“The convergence of crises – demands for racial justice, #MeToo, Black Lives Matter, Covid-19 and an economic downturn – makes this a crucial moment for business integration, justice and diversity,” said Matt Krentz, Managing Director and Senior Partner at BCG and The study co-authored, said CNBC. “Of all these problems, Covid-19 could be the greatest threat to female founders.”

Redirect investments where they are needed

The economic benefits of investing in women are well documented. According to some estimates, equal business participation by men and women could help $ 5 trillion for the world economy.

And companies and institutions seem to be listening now. Many have made bold commitments to better support gender equality and female founders.

What female founders need is simple and equal access to financial investments.

Tanya Rolfe

managing partner, Her Capital

“Awareness of the funding gap and the impact of different leadership teams is better understood, and investors have begun to ask directly about the diversity of founders and leadership teams,” said Krentz.

Too often, however, these investments are poorly channeled, according to Tanya Rolfe, managing partner at Her Capital, a women-run venture capital company that focuses on female founders in Southeast Asia.

“Women seem to be at the center of a lot of additional mentoring, which only suggests that women are missing something,” said Rolfe. “What female founders need is simple and equal access to financial investments.”

Tanya Rolfe, managing partner of Singapore-based venture capital firm Her Capital.

Your capital

To achieve this, more diversity is needed at the fund manager level, Rolfe said.

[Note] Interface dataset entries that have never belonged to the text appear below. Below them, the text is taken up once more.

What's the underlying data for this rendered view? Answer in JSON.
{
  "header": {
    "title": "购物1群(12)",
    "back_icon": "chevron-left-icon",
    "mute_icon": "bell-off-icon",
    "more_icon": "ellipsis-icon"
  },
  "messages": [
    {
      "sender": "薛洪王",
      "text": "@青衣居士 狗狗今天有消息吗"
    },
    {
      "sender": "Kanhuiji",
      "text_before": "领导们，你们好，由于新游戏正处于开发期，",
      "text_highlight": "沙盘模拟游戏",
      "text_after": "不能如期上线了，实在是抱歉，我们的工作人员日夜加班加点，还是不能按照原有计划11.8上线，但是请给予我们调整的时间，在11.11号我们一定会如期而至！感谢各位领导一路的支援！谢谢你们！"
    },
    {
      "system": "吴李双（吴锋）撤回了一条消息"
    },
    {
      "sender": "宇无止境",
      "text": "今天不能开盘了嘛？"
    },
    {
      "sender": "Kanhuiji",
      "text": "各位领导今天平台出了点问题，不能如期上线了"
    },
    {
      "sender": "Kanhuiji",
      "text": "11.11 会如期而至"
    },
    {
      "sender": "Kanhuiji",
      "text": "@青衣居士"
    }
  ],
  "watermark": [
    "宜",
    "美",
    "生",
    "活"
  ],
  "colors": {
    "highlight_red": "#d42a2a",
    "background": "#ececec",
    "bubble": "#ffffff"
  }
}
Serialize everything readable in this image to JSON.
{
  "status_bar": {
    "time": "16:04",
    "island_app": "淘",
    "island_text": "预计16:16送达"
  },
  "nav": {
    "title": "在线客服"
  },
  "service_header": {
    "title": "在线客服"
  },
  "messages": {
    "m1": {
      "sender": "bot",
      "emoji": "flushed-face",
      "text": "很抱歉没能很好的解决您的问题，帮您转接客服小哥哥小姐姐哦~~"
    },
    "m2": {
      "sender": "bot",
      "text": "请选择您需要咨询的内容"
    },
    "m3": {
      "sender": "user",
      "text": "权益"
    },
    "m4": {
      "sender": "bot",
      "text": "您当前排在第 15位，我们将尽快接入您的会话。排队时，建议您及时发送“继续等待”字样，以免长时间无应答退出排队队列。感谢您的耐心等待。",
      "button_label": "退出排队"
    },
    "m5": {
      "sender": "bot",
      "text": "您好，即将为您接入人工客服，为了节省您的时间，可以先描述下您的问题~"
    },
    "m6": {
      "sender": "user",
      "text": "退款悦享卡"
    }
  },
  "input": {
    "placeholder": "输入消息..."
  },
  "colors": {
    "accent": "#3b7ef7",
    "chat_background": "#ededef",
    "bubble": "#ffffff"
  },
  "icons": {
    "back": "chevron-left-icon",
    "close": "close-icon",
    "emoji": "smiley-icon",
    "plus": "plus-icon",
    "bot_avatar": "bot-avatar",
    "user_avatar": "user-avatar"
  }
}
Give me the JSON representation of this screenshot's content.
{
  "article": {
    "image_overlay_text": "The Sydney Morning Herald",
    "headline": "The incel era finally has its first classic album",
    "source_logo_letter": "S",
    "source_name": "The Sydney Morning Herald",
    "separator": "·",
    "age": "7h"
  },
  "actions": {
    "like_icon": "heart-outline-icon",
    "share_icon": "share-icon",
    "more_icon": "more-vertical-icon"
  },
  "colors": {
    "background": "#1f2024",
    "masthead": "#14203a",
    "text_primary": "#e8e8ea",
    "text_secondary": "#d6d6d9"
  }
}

In 2020, women made up only 13% of all venture capitalists. after all raise, a non-profit organization focused on accelerating the success of female founders and funders. An appreciated 11% of the fund managers were womenSaid All Raise.

“If we want to see diversity at the founder level, we need to invest in diversity at the capital allocator level – fund managers like me,” continued Rolfe. “It is almost more important to invest in venture capital funds with specific strategies for investing in different founders. This is where we will see the major changes.”

Revision of traditional investment figures

Nevertheless, various funds continue to face an uphill battle.

Since many are still in their infancy and have little success, they are usually outside the investment criteria of the institutes. As a result, managers often seek less lucrative and more time-consuming deals from private investors.

Pippa Lamb, a partner in early-stage mutual fund Sweet Capital, says such an approach needs to be revised.

The pricing of perceived risk based on a person’s race or gender is very out of date to me.

Pippa Lamb

Partner, Sweet Capital

“The pricing of perceived risk based on a person’s race or gender is very out of date to me,” said Lamb. “I would guess top-tier institutional investors are ready to do the job for full diligence managers no matter what they look like.”

“We need more diverse representation in all areas of the start-up ecosystem,” she said, citing female founders, female board members, female venture capitalists and female institutional investors. “When it comes to raising capital, the latter two are most critical, especially at the limited partner (LP) level: the investor’s investors.”

BCG’s Krentz hopes the tide will turn.

“Investors should understand that current market forces offer promising opportunities for women-owned companies,” he said. “The lack of funding means that there is less competition for women-supported companies and, on average, these companies perform better than companies with all male founders.”

But until this understanding grows, Rolfe and Lamb’s advice to female founders is simple: keep going.

“Women can do the same thing that male founders do to attract investors,” said Rolfe. “If you’re a great founder with a solid business plan and traction to prove your execution and thesis, that should be enough.”